Bipartisan support has emerged for a national electric car supply chain policy in the United States Senate. The federal government is now inching closer to implementing action to challenge China’s dominance in electric vehicle metal and battery production, Reuters reported Tuesday.
According to the report, the Energy and Natural Resources Committee recently held a hearing on the American Mineral Security Act. The legislation aims to make it easier and quicker for mines to meet regulations and gain permits for lithium, graphite, and other minerals or precious materials for electric car production. It would also require a tally of metal reserves in the country.
The legislation features bipartisan sponsors: Republican Lisa Murkowski of Alaska and Democrat Joe Manchin of West Virginia. At the hearing, Murkowski said the U.S. is doing itself no favors by not knowing how much of a particular natural resource is available, in reference to the tally mandate for electric car materials.
The process would send field experts out across the U.S. to take rock samples and understand what minerals might be hiding beneath our own feet. Experts said current estimates of lithium and other rare earth minerals used in battery production are likely conservative.
Everyone agreed China has a huge head start on production and processing. Even some U.S. facilities face somewhat of a monopoly and must send minerals to China for processing because the market remains weak domestically. Some companies called for federal loan guarantees to boost mining production and jumpstart the market. Investors are often wary of new mine projects in the U.S. because of China’s dominance in the segment.

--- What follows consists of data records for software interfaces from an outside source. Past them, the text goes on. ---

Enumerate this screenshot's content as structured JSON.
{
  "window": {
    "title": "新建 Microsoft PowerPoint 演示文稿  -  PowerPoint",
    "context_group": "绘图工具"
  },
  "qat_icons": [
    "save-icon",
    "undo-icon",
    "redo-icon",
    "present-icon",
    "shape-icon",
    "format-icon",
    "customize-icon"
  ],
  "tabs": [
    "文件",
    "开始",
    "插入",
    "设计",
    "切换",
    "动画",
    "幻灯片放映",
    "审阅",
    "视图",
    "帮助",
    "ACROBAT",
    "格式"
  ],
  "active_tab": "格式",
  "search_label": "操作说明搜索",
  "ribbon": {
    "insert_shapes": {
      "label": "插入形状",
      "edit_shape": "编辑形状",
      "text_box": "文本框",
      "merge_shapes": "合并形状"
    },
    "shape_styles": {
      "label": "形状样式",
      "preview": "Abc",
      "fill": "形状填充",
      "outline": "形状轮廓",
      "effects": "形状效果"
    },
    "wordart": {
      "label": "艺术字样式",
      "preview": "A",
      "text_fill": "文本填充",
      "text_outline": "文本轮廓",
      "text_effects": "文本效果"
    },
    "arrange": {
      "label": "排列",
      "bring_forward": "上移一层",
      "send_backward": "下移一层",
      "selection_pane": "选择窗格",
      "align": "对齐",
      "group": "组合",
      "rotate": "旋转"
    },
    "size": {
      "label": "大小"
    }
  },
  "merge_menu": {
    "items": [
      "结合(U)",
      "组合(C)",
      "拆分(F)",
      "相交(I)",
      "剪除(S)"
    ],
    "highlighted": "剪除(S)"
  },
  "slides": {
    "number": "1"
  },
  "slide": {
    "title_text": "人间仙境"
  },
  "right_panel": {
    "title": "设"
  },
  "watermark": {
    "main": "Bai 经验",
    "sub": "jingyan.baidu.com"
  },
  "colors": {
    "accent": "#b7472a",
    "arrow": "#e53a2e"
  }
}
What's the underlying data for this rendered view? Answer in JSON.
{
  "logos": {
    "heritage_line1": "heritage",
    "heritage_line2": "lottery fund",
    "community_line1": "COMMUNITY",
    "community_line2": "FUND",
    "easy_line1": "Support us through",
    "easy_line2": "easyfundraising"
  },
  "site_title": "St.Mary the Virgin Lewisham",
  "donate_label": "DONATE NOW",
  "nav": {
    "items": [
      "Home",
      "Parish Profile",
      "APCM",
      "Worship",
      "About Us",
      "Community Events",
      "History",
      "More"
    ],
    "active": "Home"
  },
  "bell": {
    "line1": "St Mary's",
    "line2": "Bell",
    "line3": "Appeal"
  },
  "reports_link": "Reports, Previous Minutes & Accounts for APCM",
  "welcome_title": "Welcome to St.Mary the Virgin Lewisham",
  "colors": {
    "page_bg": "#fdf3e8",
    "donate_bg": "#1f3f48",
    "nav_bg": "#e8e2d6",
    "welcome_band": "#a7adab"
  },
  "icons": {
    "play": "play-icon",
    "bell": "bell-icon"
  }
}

The Trump Administration has already signaled support for the bipartisan legislation, though it’s unclear when the committee will bring the legislation up for a vote.